New on Gizeh Records is a collaborative release between Nadja’s AIDEN BAKER and Belgian drummer KAREN WILLEMS entitled NONLAND. It is by far the gentlest release you will find in this issue of my blog. Six tracks are presented here, reportedly spontaneous and improvised. Baker and Williems exercise restraint throughout to keep these compositions atmospheric and somewhat minimal. While Williems supplies percussion throughout, her contribution is poised and balanced and offers an appropriate counterpoint to Baker’s looped and layered guitars. Baker refrains from his trademark heavier tones and instead experiments with shimmers, swells, delay and tremolo. The key word here is ‘mellow’. The album soundscapes as a whole sound suited to a movie score, perhaps to a Lynchian piece, but could also be equally suited to meditation and spiritual journeying. As for their place in this blog, these sounds are the perfect antidote to a hangover or volume related metal tinnitus incident.

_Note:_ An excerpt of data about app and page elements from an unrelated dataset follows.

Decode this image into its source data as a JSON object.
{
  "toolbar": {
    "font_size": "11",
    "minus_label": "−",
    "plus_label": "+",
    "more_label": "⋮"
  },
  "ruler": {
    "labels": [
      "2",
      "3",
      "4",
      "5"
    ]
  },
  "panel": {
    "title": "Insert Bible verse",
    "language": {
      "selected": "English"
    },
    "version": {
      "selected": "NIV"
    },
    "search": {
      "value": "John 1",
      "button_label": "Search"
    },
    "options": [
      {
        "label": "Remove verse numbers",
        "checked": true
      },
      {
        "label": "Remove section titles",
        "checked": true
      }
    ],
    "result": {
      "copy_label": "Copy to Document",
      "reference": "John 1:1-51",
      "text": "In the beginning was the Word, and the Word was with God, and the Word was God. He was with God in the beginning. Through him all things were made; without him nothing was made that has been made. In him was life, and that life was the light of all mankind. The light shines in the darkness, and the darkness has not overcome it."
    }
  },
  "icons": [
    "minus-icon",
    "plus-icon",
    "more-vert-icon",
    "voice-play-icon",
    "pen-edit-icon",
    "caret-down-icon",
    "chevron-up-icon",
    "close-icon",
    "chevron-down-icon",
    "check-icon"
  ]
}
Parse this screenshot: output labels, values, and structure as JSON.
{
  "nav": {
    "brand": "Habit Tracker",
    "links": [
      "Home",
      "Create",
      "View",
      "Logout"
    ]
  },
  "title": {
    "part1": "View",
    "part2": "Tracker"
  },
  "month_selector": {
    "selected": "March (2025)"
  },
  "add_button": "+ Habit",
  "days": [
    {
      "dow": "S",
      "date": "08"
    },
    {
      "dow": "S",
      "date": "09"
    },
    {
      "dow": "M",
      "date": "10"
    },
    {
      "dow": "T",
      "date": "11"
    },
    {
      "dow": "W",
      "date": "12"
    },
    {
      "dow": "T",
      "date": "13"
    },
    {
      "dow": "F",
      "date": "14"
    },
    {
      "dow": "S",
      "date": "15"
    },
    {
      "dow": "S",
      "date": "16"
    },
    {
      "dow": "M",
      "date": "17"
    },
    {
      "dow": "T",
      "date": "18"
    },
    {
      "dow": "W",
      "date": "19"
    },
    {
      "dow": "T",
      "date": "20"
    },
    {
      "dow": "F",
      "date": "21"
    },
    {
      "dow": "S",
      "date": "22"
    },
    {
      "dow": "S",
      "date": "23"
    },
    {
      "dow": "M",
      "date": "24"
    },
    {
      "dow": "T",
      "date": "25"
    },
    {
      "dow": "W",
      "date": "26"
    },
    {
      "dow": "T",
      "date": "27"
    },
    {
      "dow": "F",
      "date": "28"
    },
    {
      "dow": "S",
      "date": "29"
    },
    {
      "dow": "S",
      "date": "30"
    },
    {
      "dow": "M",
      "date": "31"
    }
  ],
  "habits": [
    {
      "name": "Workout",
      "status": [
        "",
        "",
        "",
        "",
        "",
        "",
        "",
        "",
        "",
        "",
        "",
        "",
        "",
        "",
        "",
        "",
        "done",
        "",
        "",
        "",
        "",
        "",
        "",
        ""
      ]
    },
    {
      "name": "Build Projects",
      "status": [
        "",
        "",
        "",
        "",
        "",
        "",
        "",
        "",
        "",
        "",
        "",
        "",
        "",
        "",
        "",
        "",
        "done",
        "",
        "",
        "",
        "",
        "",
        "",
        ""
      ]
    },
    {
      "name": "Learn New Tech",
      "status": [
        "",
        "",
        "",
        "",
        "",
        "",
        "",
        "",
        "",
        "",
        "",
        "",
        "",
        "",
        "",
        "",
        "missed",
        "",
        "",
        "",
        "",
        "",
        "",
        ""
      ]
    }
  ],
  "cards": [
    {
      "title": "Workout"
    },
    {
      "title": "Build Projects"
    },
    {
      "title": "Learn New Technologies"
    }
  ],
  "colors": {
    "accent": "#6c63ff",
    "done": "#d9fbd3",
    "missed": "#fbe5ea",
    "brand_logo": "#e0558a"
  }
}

Blissful. http://www.gizehrecords.com/gzh74-aidan-baker-and-karen-willems-nonland.html